The Scene: Outcasts of all ages came out to Summit Music Hall on Wednesday night, all with the same thought: new Misfits is better than no Misfits. The 35-year-old band might as well be called Misfit now, as only one member of the band’s original lineup remains with the group, Jerry Only. The fans, known as “fiends,” didn’t seem to care, people from ages 16-60 showed up to support the band, and baldheads (male pattern, not skinheads) were abundant.
The unspoken (usually) rule of Punk Rock is that you do not wear the shirt of the band that you are seeing. Apparently Misfits fans were not aware of the rule, or just didn’t care. Kids showed their support for the band by wearing their oldest ragged Misfits shirts, back patches, skull face masks and a few painted their faces to look like the trademarked Crimson Ghost. There were a few Mohawks, the best worn by two young girls who danced together in the front, surrounded by a crowd studded with freshly dyed jet black hair and pin-up types wearing the standard black attire.
Opener: Plan-B Rejects. Denver local band Plan-B Rejects started the show right, staying away from their Ska tracks, playing instead their hardcore tracks off of their self-titled EP, including “Wayward” and “Breaking Point.” They performed two covers, Rancid’s “Dead Bodies” and “Full Circle” by The Virus. The venue had not filled up yet, so the mosh pit in the middle of the floor was rather large. Plan-B singer, Tom Tarrant, got the crowd amped for with the anti-cop song “Stop & Frisk,” a perfect beginning to a great night of music all around.

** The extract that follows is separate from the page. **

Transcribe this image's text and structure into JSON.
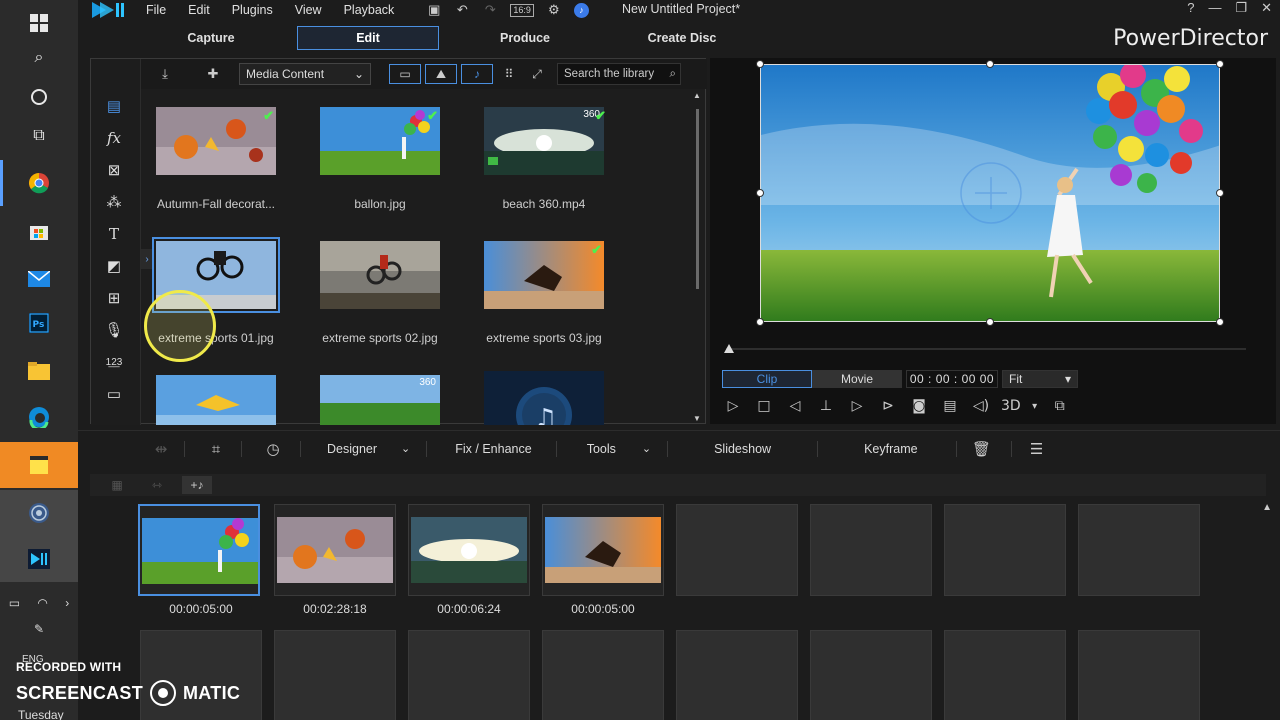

Second Act: Straight Outta Luck. Another Denver band, Straight Outta Luck is not your typical Punk outfit. Natalie McFall (a girl), plays guitar. The drummer, Erik Landgren, also sings backup vocals–drummers rarely sing backup in Punk rock, mainly because they are too busy going ape-shit to carry a tune, but Landgren managed to do both quite well. The band played several songs off of their self-titled EP, as well as some unreleased songs, including “Usual Suspects,” “Broken System” and “Easy Target.” By that point, the floor had started to fill up, the moshpit tightened up and kids started grinning in anticipation of the main event.

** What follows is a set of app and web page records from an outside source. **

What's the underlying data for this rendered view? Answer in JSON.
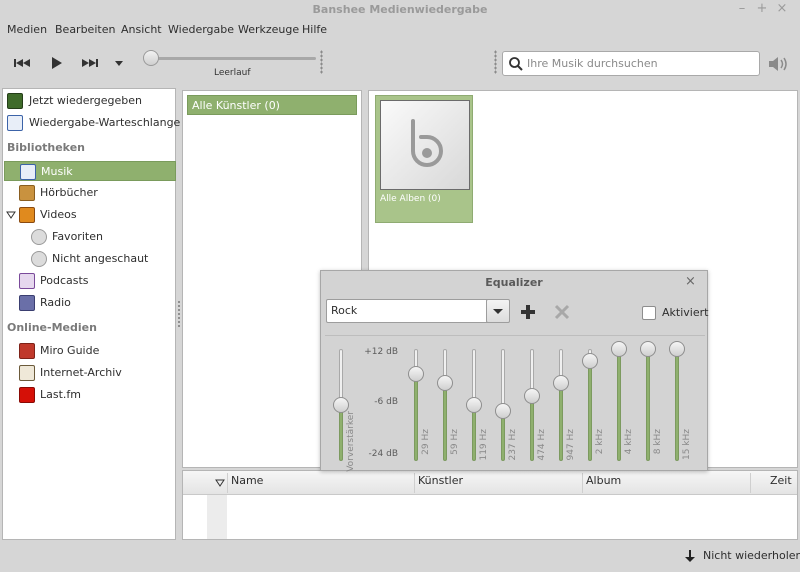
{
  "window": {
    "title": "Banshee Medienwiedergabe"
  },
  "menubar": {
    "items": [
      "Medien",
      "Bearbeiten",
      "Ansicht",
      "Wiedergabe",
      "Werkzeuge",
      "Hilfe"
    ]
  },
  "toolbar": {
    "status": "Leerlauf",
    "search_placeholder": "Ihre Musik durchsuchen"
  },
  "sidebar": {
    "top_items": [
      {
        "label": "Jetzt wiedergegeben",
        "icon": "now-playing-icon"
      },
      {
        "label": "Wiedergabe-Warteschlange",
        "icon": "play-queue-icon"
      }
    ],
    "libraries_heading": "Bibliotheken",
    "libraries": [
      {
        "label": "Musik",
        "icon": "music-icon",
        "selected": true
      },
      {
        "label": "Hörbücher",
        "icon": "audiobook-icon"
      },
      {
        "label": "Videos",
        "icon": "video-icon",
        "expanded": true
      },
      {
        "label": "Favoriten",
        "icon": "smart-playlist-icon",
        "child": true
      },
      {
        "label": "Nicht angeschaut",
        "icon": "smart-playlist-icon",
        "child": true
      },
      {
        "label": "Podcasts",
        "icon": "podcast-icon"
      },
      {
        "label": "Radio",
        "icon": "radio-icon"
      }
    ],
    "online_heading": "Online-Medien",
    "online": [
      {
        "label": "Miro Guide",
        "icon": "miro-icon"
      },
      {
        "label": "Internet-Archiv",
        "icon": "archive-icon"
      },
      {
        "label": "Last.fm",
        "icon": "lastfm-icon"
      }
    ]
  },
  "artists": {
    "all_label": "Alle Künstler (0)"
  },
  "albums": {
    "all_label": "Alle Alben (0)"
  },
  "tracks": {
    "columns": [
      "Name",
      "Künstler",
      "Album",
      "Zeit"
    ]
  },
  "status": {
    "repeat_label": "Nicht wiederholen"
  },
  "equalizer": {
    "title": "Equalizer",
    "preset": "Rock",
    "enabled_label": "Aktiviert",
    "enabled": false,
    "scale": [
      "+12 dB",
      "-6 dB",
      "-24 dB"
    ],
    "preamp_label": "Vorverstärker",
    "preamp_db": -6,
    "bands": [
      {
        "label": "29 Hz",
        "db": 4
      },
      {
        "label": "59 Hz",
        "db": 1
      },
      {
        "label": "119 Hz",
        "db": -6
      },
      {
        "label": "237 Hz",
        "db": -8
      },
      {
        "label": "474 Hz",
        "db": -3
      },
      {
        "label": "947 Hz",
        "db": 1
      },
      {
        "label": "2 kHz",
        "db": 8
      },
      {
        "label": "4 kHz",
        "db": 12
      },
      {
        "label": "8 kHz",
        "db": 12
      },
      {
        "label": "15 kHz",
        "db": 12
      }
    ]
  },
  "colors": {
    "accent": "#8fb06e",
    "background": "#d6d6d6"
  }
}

Third Act: The Attack. Out of Orlando, Florida, The Attack rounded off the opening acts with an old-school Punk/Hardcore sound. Singer Charlie Bender’s voice is meant for fame–the kind of screaming voice that rock legends are made of–he’s something of a Punk Rock Steven Tyler. The Attack played a great set, the band sounded polished, and Bender successfully warmed up the crowd, a difficult task considering it was mostly made up of aloof characters that are usually disinterested in everything. Bender completed his task without too much effort, and said goodnight to Denver, giving shout outs to all of the bands, and expressing their thankfulness to be touring with the legendary Misfits.
Misfits: The Misfits show was quite the performance, before and after the set they played an eerie soundtrack, at one point before the show, fans chanted “Only, Only, Only,” excited to see the last remaining member of the Misfits to perform. Instrumentally, the band was spot on. Composed of three members, Jerry Only on lead vocals and bass, Dez Cadena (formerly of Black Flag) on guitar and the newest member, Eric “Chupacabra” Arce, who has been with the band since the 2011 release of The Devil’s Rain on drums. Arce’s drum kit sat upon a riser about three feet off of the main stage. The fog machine was set to max, and Only and Cadena’s microphones were decorated with skulls and life-size skeletons. There were totem-pole style statues with skulls carved into them, and a large banner of Only’s face promoted the band’s 2013 release DEA.D. Alive.
The setlist was long and varied; they played for over an hour and a half and included songs from every album (except for the cover album Project 1950) including a great version of “Science Fiction/Double Feature, ” off their latest release, which is a live album. They played many personal favorites, including “We Are 138,” “Scream,” “I Turned Into A Martian,” “TV Casualty” and a sped up version of “Hybrid Moments.” Cadena’s voice was a saving grace, Only is older now, and his voice, which has never been high quality has deteriorated with age, so Cadena’s backup vocals were the only semblance of the Misfits trademark horror Rock sound. It was nice to see the band before they inevitably stop touring, however, it was at moments painful to hear Only’s voice attack old favorites. The show ended with a crowd favorite “Halloween,” and after the show Only climbed offstage and hugged fans and signed autographs along the front row for about ten minutes–a rarity at a Punk show, it served as a token for the fans who yelled out at the end for an encore that never came.
Stage Presence: A+
Set/Light Show: A